In my submission there is no such further evidence on the file which would support any case which
the defence might want to make to the effect that this man is totally unreliable; a Walter Mitty
character and not what he was purporting to be. So, that is a further reason why we say that the
criticisms being made by my learned friend about the unfairness said to result to his client are really
hypothetical on the facts of this case. He is being called for the reasons indicated. There is no reason
to believe that he is other than he purports to be; namely, somebody who, first of all, is in contact
with the K.G.B. for a time and then contacted his own country’s authorities and then was put in
touch with our Security Services and worked under the directions of our Security Services for a
period when in contact with Oschenko and his successor.
So, the matter causing concern to the defence has been investigated not only by us but also by the
Court itself and the Court itself having heard all the relevant information, and it is really a matter for
the court, we submit there is no further material which should be disclosed and that the main
complaints are really hypothetical.
MR. JUSTICE BLOFELD: The Solicitor in this application in camera deals with two further
matters. He submits that all evidence relating to Tradecraft should be heard in camera. He further
submits that the evidence of Mr. E should be heard in camera because that relates to tradecraft and,
coupled with that, he submits that the identity of Mr. E should not be disclosed either in court or by
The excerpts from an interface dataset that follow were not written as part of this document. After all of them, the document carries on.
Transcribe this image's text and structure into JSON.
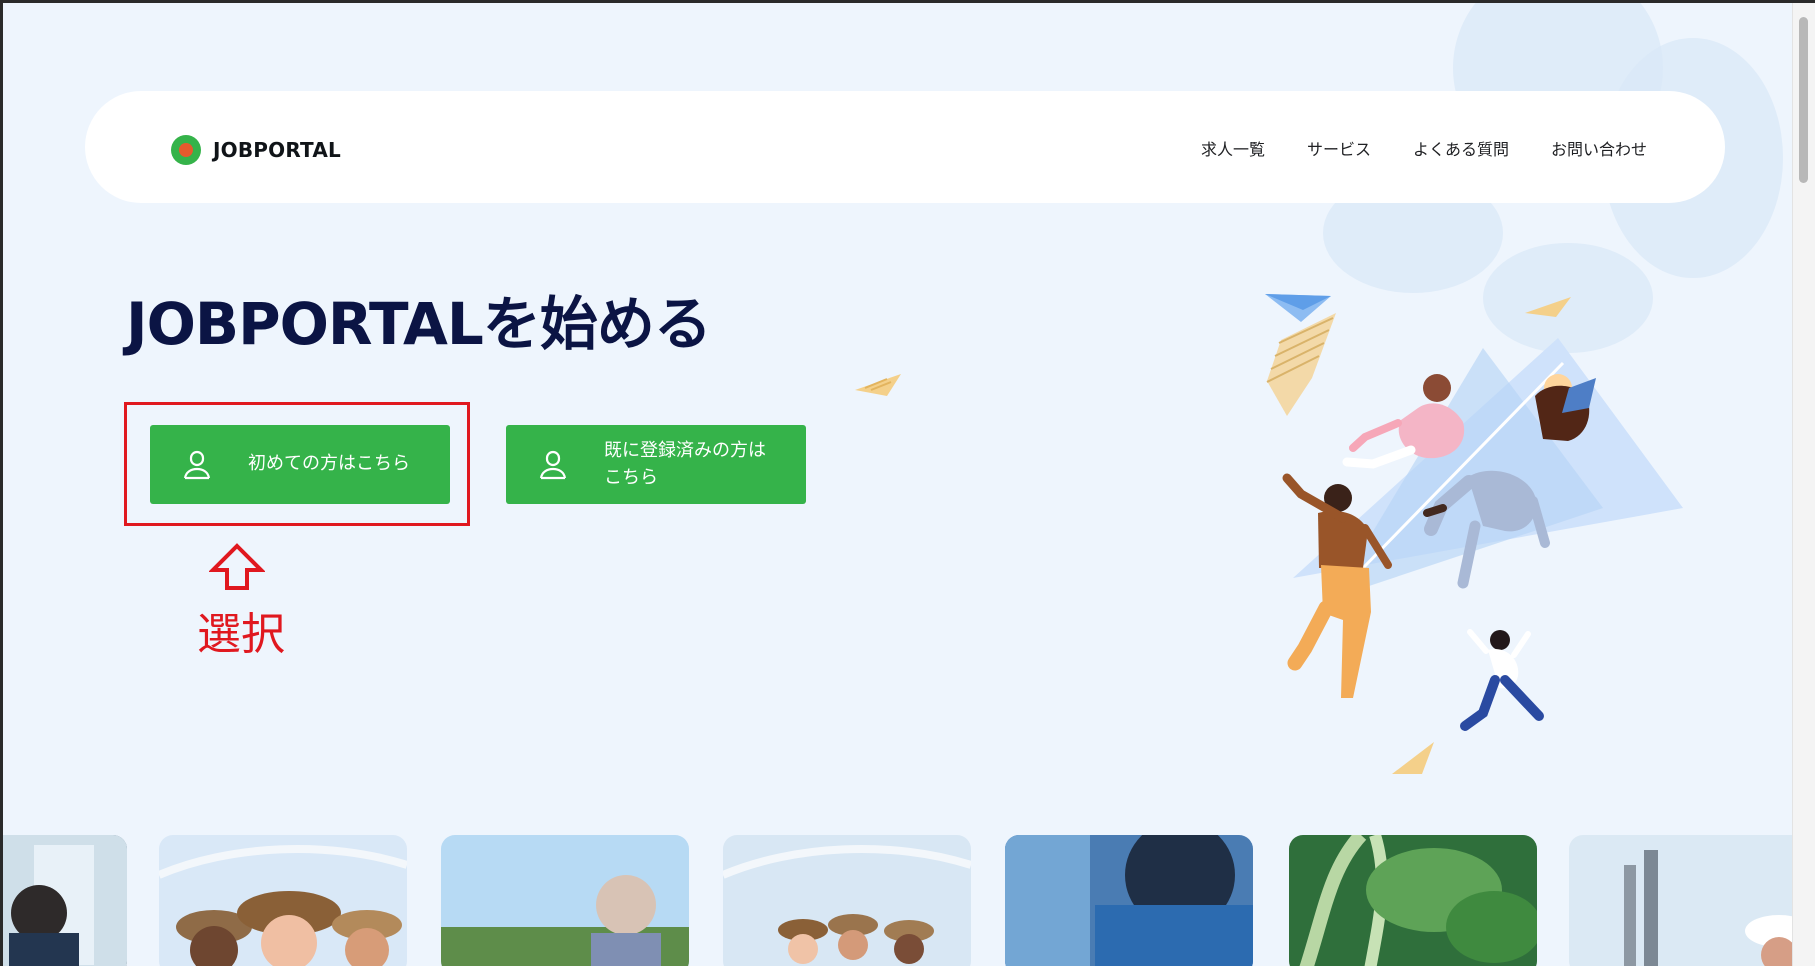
{
  "header": {
    "brand": "JOBPORTAL",
    "nav": [
      "求人一覧",
      "サービス",
      "よくある質問",
      "お問い合わせ"
    ]
  },
  "hero": {
    "title": "JOBPORTALを始める",
    "buttons": {
      "new_user": "初めての方はこちら",
      "registered_user": "既に登録済みの方はこちら"
    }
  },
  "annotation": {
    "label": "選択"
  },
  "colors": {
    "accent_green": "#35b34a",
    "annotation_red": "#e0181f",
    "title_navy": "#0b1444",
    "background": "#eef5fd"
  },
  "icons": {
    "button_icon": "user-icon",
    "annotation_icon": "arrow-up-icon"
  }
}
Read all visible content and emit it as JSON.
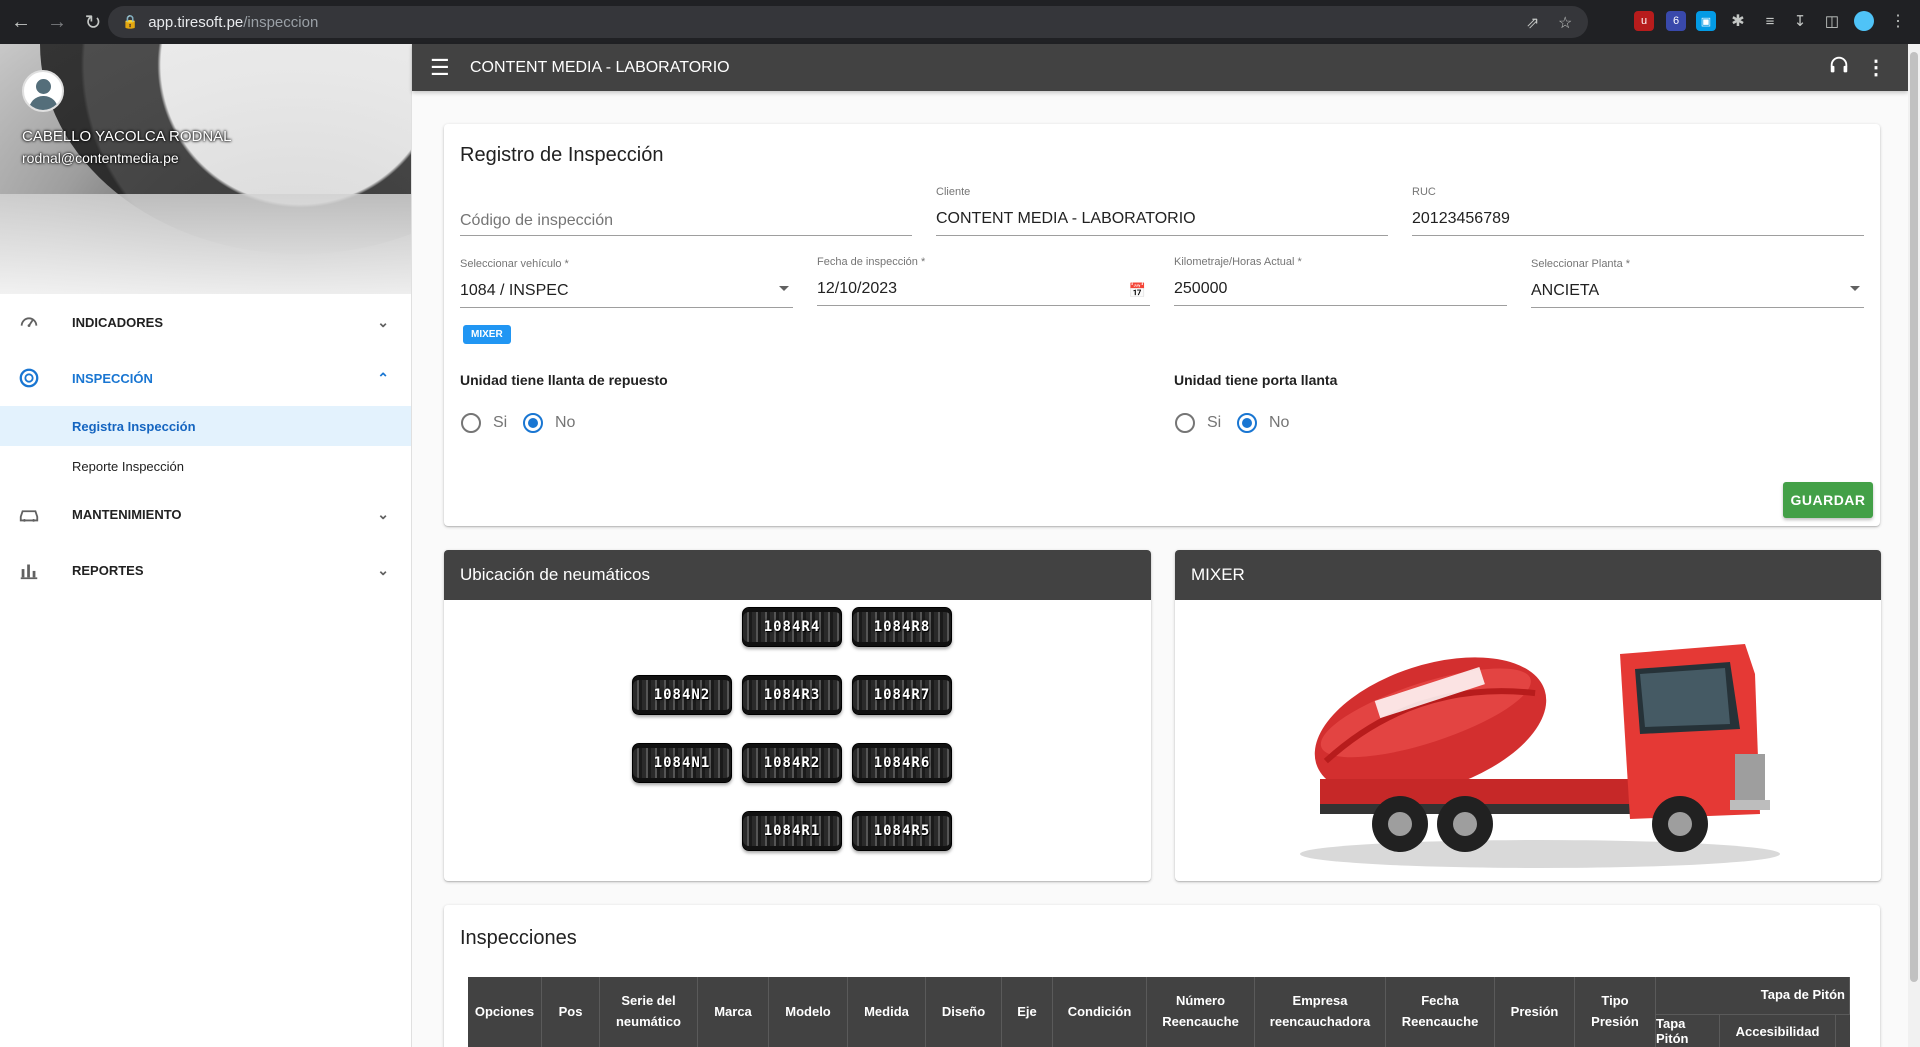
{
  "browser": {
    "url_host": "app.tiresoft.pe",
    "url_path": "/inspeccion"
  },
  "user": {
    "name": "CABELLO YACOLCA RODNAL",
    "email": "rodnal@contentmedia.pe"
  },
  "sidebar": {
    "items": [
      {
        "label": "INDICADORES",
        "icon": "speedometer-icon"
      },
      {
        "label": "INSPECCIÓN",
        "icon": "tire-inspection-icon",
        "subitems": [
          "Registra Inspección",
          "Reporte Inspección"
        ]
      },
      {
        "label": "MANTENIMIENTO",
        "icon": "car-repair-icon"
      },
      {
        "label": "REPORTES",
        "icon": "bar-chart-icon"
      }
    ]
  },
  "appbar": {
    "title": "CONTENT MEDIA - LABORATORIO"
  },
  "form": {
    "title": "Registro de Inspección",
    "codigo_placeholder": "Código de inspección",
    "cliente_label": "Cliente",
    "cliente_value": "CONTENT MEDIA - LABORATORIO",
    "ruc_label": "RUC",
    "ruc_value": "20123456789",
    "vehiculo_label": "Seleccionar vehículo *",
    "vehiculo_value": "1084 / INSPEC",
    "fecha_label": "Fecha de inspección *",
    "fecha_value": "12/10/2023",
    "km_label": "Kilometraje/Horas Actual *",
    "km_value": "250000",
    "planta_label": "Seleccionar Planta *",
    "planta_value": "ANCIETA",
    "chip": "MIXER",
    "repuesto_label": "Unidad tiene llanta de repuesto",
    "porta_label": "Unidad tiene porta llanta",
    "si": "Si",
    "no": "No",
    "save": "GUARDAR"
  },
  "ubicacion": {
    "title": "Ubicación de neumáticos",
    "tires": [
      "1084R4",
      "1084R8",
      "1084N2",
      "1084R3",
      "1084R7",
      "1084N1",
      "1084R2",
      "1084R6",
      "1084R1",
      "1084R5"
    ]
  },
  "vehicle_card": {
    "title": "MIXER"
  },
  "inspecciones": {
    "title": "Inspecciones",
    "headers": [
      "Opciones",
      "Pos",
      "Serie del neumático",
      "Marca",
      "Modelo",
      "Medida",
      "Diseño",
      "Eje",
      "Condición",
      "Número Reencauche",
      "Empresa reencauchadora",
      "Fecha Reencauche",
      "Presión",
      "Tipo Presión"
    ],
    "group_header": "Tapa de Pitón",
    "sub_headers": [
      "Tapa Pitón",
      "Accesibilidad"
    ]
  }
}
the Court to the defence.
Again, the Court has to remind itself of the wording of the section 8(4) of the Official Secrets Act
1920, particularly the phrase “which would be prejudicial to the national safety”, but again,
particularly in relation to Mr. E, the Court has to have in mind the wording of the Crown Court
Rules 8 to 24(a):